As all the Churches of Jerusalem celebrate the paschal festivities together this first year of the new millenium, they also affirm that the experience of Easter is one of liberation. It is a triumph of life over death, of peace over violence. Looking at the One God who manifested His power over servitude and death, we address all secular and political authorities to welcome into their hearts the good will and good faith that builds new generations with renewed hope and sustained confidence.

Today, we ask our faithful in the Holy Land as well as all believers world-wide to share with us in the transformation of hearts and minds so that the true joy that comes with the Risen Lord can also infuse their own lives. We pray for an end to the unjustifiable deaths that plague our societies  We pray for the immediate end of all collective punishments, especially for the lifting of the closures of Palestinians towns and villages. We pray for the good will of Palestinians and Israelis – of Jews, Christians and Moslems alike – in actively working for justice and peace. We pray for equality so that one no longer sees the neigbour as an enemy but rather as a brother or sister with whom to build a new society. Ours is a message of hope and compassion, of reconciliation and joy. To all, we affirm that Easter is the time to become one voice and one heart before the Lord so that “we may come to know Him and the power of the Resurrection” (Phil 3:10) in a genuine, just and comprehensive peace that no longer disparages one God-given life over another.

Our Christian message remains constant year in year out. Life conquers death, and love defeats hatred. Hope tramples desolation, joy overcomes despair and peace ends violence. So let us all proclaim together: “Where, o death, is your victory? Where, O death, is your sting?.. But thanks to God, who gives us the victory through our Lord Jesus Christ” (1Cor 15:55.57).

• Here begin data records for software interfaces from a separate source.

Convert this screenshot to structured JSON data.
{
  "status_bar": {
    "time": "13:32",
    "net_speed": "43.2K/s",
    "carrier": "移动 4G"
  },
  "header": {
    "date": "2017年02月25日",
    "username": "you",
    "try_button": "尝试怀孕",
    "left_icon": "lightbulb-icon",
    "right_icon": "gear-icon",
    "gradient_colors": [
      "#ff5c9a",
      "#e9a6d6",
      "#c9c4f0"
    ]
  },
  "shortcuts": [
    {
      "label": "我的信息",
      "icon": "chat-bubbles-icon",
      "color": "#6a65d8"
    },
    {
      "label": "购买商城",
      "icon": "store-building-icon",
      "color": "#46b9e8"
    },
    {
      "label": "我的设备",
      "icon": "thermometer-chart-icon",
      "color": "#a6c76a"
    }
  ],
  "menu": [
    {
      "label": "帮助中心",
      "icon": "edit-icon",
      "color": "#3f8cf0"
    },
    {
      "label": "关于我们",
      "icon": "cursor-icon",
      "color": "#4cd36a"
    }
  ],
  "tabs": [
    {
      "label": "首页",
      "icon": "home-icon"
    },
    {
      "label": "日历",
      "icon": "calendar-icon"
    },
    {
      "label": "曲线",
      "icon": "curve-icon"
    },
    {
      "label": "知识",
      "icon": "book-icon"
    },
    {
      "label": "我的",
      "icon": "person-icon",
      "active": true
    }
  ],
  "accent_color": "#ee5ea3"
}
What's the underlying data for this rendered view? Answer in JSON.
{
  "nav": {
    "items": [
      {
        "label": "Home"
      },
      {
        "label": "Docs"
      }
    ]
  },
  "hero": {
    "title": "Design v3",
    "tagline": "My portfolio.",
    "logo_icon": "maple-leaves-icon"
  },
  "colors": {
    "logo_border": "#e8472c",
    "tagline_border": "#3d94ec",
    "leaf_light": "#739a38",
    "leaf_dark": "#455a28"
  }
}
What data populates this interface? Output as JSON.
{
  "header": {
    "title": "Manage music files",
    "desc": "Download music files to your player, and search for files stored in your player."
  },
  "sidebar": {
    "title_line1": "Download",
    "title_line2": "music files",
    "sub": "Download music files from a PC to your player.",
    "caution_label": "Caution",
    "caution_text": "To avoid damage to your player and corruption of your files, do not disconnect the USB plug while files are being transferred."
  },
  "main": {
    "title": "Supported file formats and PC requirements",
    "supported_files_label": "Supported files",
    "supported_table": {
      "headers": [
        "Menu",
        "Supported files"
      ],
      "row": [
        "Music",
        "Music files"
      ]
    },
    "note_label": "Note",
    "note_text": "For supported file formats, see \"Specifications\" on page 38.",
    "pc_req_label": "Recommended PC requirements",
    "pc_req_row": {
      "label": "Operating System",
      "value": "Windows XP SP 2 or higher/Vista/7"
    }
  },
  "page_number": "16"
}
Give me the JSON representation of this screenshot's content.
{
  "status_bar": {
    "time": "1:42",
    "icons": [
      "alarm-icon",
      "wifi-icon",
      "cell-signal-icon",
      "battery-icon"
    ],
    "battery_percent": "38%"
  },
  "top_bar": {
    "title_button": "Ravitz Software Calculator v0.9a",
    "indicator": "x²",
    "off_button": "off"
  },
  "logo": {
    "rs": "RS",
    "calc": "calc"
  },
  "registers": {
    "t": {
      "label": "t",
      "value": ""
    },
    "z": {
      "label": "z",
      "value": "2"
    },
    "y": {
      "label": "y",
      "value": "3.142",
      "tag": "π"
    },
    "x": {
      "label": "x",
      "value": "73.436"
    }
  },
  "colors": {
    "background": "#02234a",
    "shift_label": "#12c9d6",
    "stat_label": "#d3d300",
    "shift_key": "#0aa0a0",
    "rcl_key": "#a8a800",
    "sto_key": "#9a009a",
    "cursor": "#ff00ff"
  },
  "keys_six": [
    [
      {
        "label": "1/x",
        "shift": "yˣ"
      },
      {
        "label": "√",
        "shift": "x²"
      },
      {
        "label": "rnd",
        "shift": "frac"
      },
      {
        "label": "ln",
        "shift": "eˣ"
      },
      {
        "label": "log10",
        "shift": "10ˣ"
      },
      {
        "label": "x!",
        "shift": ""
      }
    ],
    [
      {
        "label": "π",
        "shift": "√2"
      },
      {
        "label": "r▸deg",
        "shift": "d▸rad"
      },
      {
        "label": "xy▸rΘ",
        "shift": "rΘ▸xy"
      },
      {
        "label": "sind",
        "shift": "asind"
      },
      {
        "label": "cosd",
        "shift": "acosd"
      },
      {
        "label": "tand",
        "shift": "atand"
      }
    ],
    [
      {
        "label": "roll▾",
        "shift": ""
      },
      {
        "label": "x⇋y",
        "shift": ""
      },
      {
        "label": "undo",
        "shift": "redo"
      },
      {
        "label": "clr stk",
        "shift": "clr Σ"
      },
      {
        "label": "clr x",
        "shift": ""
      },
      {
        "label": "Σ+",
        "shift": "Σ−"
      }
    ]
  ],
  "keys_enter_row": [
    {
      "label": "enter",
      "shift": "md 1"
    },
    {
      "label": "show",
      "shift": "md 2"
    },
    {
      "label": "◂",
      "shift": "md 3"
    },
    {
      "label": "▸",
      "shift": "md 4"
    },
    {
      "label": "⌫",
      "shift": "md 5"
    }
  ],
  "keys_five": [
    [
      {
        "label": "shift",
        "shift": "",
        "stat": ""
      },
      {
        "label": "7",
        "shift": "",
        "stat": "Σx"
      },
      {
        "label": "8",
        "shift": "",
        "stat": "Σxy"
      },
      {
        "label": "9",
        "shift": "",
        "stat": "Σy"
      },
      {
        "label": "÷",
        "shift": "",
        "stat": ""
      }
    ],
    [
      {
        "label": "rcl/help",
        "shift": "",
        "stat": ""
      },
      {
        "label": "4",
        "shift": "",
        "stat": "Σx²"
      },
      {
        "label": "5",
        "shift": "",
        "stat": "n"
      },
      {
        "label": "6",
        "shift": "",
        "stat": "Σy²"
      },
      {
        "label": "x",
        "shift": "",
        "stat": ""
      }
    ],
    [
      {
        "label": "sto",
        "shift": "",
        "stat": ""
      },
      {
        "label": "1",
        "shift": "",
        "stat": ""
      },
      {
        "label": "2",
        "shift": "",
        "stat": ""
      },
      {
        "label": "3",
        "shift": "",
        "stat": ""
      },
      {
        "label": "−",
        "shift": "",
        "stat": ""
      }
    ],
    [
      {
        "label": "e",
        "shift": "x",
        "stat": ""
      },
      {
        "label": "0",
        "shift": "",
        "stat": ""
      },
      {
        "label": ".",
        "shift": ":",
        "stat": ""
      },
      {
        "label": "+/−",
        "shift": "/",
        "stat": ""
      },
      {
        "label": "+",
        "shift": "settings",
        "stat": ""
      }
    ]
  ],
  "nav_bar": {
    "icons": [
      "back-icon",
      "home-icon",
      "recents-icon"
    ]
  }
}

The Lord is risen! He is risen indeed.

                                    Patriarchs and Heads of the Churches of Jerusalem

  15 April 2001